• _DATA FOR REVIEW_:
● ● ● ● ● ● ●

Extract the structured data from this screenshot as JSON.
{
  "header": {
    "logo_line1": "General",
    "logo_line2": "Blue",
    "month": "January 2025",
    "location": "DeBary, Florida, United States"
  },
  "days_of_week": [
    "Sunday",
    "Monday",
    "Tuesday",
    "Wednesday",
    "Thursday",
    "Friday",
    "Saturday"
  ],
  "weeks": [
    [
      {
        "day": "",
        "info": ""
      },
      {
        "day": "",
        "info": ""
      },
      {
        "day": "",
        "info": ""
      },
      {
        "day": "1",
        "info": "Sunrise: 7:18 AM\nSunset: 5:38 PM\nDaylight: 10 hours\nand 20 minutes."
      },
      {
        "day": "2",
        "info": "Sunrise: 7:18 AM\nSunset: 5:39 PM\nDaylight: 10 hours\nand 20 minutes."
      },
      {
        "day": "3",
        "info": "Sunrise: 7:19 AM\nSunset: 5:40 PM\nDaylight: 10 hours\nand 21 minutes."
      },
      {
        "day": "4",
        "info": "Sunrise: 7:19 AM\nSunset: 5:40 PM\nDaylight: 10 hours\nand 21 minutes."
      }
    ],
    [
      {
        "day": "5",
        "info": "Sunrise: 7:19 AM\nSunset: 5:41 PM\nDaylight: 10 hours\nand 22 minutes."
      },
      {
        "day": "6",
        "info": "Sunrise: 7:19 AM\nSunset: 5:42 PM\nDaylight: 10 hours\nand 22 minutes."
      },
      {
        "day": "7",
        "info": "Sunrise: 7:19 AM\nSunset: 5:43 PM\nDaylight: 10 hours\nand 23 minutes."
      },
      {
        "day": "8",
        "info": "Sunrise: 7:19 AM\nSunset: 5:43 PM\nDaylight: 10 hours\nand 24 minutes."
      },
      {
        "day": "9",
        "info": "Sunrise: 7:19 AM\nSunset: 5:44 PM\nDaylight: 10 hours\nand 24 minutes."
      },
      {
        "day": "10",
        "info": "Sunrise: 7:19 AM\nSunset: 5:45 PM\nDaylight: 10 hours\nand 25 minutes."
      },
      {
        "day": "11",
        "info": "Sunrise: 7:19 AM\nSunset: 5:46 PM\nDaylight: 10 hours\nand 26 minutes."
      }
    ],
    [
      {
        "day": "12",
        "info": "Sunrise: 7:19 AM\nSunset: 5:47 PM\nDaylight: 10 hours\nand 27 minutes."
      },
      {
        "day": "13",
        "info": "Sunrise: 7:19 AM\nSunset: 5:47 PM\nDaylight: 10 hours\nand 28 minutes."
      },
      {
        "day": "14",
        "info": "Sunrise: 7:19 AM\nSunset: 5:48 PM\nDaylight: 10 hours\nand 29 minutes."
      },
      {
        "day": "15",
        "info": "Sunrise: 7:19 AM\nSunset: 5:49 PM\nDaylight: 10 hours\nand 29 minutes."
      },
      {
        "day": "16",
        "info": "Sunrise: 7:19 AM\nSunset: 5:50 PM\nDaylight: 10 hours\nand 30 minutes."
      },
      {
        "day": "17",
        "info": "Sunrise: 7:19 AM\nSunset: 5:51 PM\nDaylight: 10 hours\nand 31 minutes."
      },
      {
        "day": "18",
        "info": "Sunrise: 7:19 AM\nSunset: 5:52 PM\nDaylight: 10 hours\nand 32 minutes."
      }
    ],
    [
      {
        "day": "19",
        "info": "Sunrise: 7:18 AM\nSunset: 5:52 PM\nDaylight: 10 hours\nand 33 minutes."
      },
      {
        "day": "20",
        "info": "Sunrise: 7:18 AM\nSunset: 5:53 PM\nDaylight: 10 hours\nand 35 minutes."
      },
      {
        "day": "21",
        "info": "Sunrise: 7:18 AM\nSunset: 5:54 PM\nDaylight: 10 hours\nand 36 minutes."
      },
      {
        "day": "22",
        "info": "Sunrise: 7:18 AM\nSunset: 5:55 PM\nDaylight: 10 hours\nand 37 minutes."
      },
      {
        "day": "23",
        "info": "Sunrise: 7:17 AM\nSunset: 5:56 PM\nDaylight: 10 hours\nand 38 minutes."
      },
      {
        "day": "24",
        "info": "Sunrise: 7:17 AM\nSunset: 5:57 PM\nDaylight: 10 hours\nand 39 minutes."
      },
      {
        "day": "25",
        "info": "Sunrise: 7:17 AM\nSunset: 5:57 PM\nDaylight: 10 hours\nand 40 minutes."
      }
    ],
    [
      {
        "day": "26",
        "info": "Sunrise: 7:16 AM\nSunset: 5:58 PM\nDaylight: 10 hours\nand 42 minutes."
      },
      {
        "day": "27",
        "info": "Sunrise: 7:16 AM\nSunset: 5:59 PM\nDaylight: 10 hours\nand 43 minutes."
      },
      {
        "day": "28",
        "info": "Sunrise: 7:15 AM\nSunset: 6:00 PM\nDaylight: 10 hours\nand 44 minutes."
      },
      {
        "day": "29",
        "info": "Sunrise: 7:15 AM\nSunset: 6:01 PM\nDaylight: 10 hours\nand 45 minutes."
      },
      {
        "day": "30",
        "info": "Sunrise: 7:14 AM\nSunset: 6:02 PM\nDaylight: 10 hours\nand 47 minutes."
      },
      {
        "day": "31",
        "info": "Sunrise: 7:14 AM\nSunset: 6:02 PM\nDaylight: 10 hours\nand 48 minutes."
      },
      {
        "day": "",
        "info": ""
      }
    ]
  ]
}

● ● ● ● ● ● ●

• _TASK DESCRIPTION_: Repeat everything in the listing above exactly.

• _SOLVED PROBLEM_:
Extract the structured data from this screenshot as JSON.
{
  "header": {
    "logo_line1": "General",
    "logo_line2": "Blue",
    "month": "January 2025",
    "location": "DeBary, Florida, United States"
  },
  "days_of_week": [
    "Sunday",
    "Monday",
    "Tuesday",
    "Wednesday",
    "Thursday",
    "Friday",
    "Saturday"
  ],
  "weeks": [
    [
      {
        "day": "",
        "info": ""
      },
      {
        "day": "",
        "info": ""
      },
      {
        "day": "",
        "info": ""
      },
      {
        "day": "1",
        "info": "Sunrise: 7:18 AM\nSunset: 5:38 PM\nDaylight: 10 hours\nand 20 minutes."
      },
      {
        "day": "2",
        "info": "Sunrise: 7:18 AM\nSunset: 5:39 PM\nDaylight: 10 hours\nand 20 minutes."
      },
      {
        "day": "3",
        "info": "Sunrise: 7:19 AM\nSunset: 5:40 PM\nDaylight: 10 hours\nand 21 minutes."
      },
      {
        "day": "4",
        "info": "Sunrise: 7:19 AM\nSunset: 5:40 PM\nDaylight: 10 hours\nand 21 minutes."
      }
    ],
    [
      {
        "day": "5",
        "info": "Sunrise: 7:19 AM\nSunset: 5:41 PM\nDaylight: 10 hours\nand 22 minutes."
      },
      {
        "day": "6",
        "info": "Sunrise: 7:19 AM\nSunset: 5:42 PM\nDaylight: 10 hours\nand 22 minutes."
      },
      {
        "day": "7",
        "info": "Sunrise: 7:19 AM\nSunset: 5:43 PM\nDaylight: 10 hours\nand 23 minutes."
      },
      {
        "day": "8",
        "info": "Sunrise: 7:19 AM\nSunset: 5:43 PM\nDaylight: 10 hours\nand 24 minutes."
      },
      {
        "day": "9",
        "info": "Sunrise: 7:19 AM\nSunset: 5:44 PM\nDaylight: 10 hours\nand 24 minutes."
      },
      {
        "day": "10",
        "info": "Sunrise: 7:19 AM\nSunset: 5:45 PM\nDaylight: 10 hours\nand 25 minutes."
      },
      {
        "day": "11",
        "info": "Sunrise: 7:19 AM\nSunset: 5:46 PM\nDaylight: 10 hours\nand 26 minutes."
      }
    ],
    [
      {
        "day": "12",
        "info": "Sunrise: 7:19 AM\nSunset: 5:47 PM\nDaylight: 10 hours\nand 27 minutes."
      },
      {
        "day": "13",
        "info": "Sunrise: 7:19 AM\nSunset: 5:47 PM\nDaylight: 10 hours\nand 28 minutes."
      },
      {
        "day": "14",
        "info": "Sunrise: 7:19 AM\nSunset: 5:48 PM\nDaylight: 10 hours\nand 29 minutes."
      },
      {
        "day": "15",
        "info": "Sunrise: 7:19 AM\nSunset: 5:49 PM\nDaylight: 10 hours\nand 29 minutes."
      },
      {
        "day": "16",
        "info": "Sunrise: 7:19 AM\nSunset: 5:50 PM\nDaylight: 10 hours\nand 30 minutes."
      },
      {
        "day": "17",
        "info": "Sunrise: 7:19 AM\nSunset: 5:51 PM\nDaylight: 10 hours\nand 31 minutes."
      },
      {
        "day": "18",
        "info": "Sunrise: 7:19 AM\nSunset: 5:52 PM\nDaylight: 10 hours\nand 32 minutes."
      }
    ],
    [
      {
        "day": "19",
        "info": "Sunrise: 7:18 AM\nSunset: 5:52 PM\nDaylight: 10 hours\nand 33 minutes."
      },
      {
        "day": "20",
        "info": "Sunrise: 7:18 AM\nSunset: 5:53 PM\nDaylight: 10 hours\nand 35 minutes."
      },
      {
        "day": "21",
        "info": "Sunrise: 7:18 AM\nSunset: 5:54 PM\nDaylight: 10 hours\nand 36 minutes."
      },
      {
        "day": "22",
        "info": "Sunrise: 7:18 AM\nSunset: 5:55 PM\nDaylight: 10 hours\nand 37 minutes."
      },
      {
        "day": "23",
        "info": "Sunrise: 7:17 AM\nSunset: 5:56 PM\nDaylight: 10 hours\nand 38 minutes."
      },
      {
        "day": "24",
        "info": "Sunrise: 7:17 AM\nSunset: 5:57 PM\nDaylight: 10 hours\nand 39 minutes."
      },
      {
        "day": "25",
        "info": "Sunrise: 7:17 AM\nSunset: 5:57 PM\nDaylight: 10 hours\nand 40 minutes."
      }
    ],
    [
      {
        "day": "26",
        "info": "Sunrise: 7:16 AM\nSunset: 5:58 PM\nDaylight: 10 hours\nand 42 minutes."
      },
      {
        "day": "27",
        "info": "Sunrise: 7:16 AM\nSunset: 5:59 PM\nDaylight: 10 hours\nand 43 minutes."
      },
      {
        "day": "28",
        "info": "Sunrise: 7:15 AM\nSunset: 6:00 PM\nDaylight: 10 hours\nand 44 minutes."
      },
      {
        "day": "29",
        "info": "Sunrise: 7:15 AM\nSunset: 6:01 PM\nDaylight: 10 hours\nand 45 minutes."
      },
      {
        "day": "30",
        "info": "Sunrise: 7:14 AM\nSunset: 6:02 PM\nDaylight: 10 hours\nand 47 minutes."
      },
      {
        "day": "31",
        "info": "Sunrise: 7:14 AM\nSunset: 6:02 PM\nDaylight: 10 hours\nand 48 minutes."
      },
      {
        "day": "",
        "info": ""
      }
    ]
  ]
}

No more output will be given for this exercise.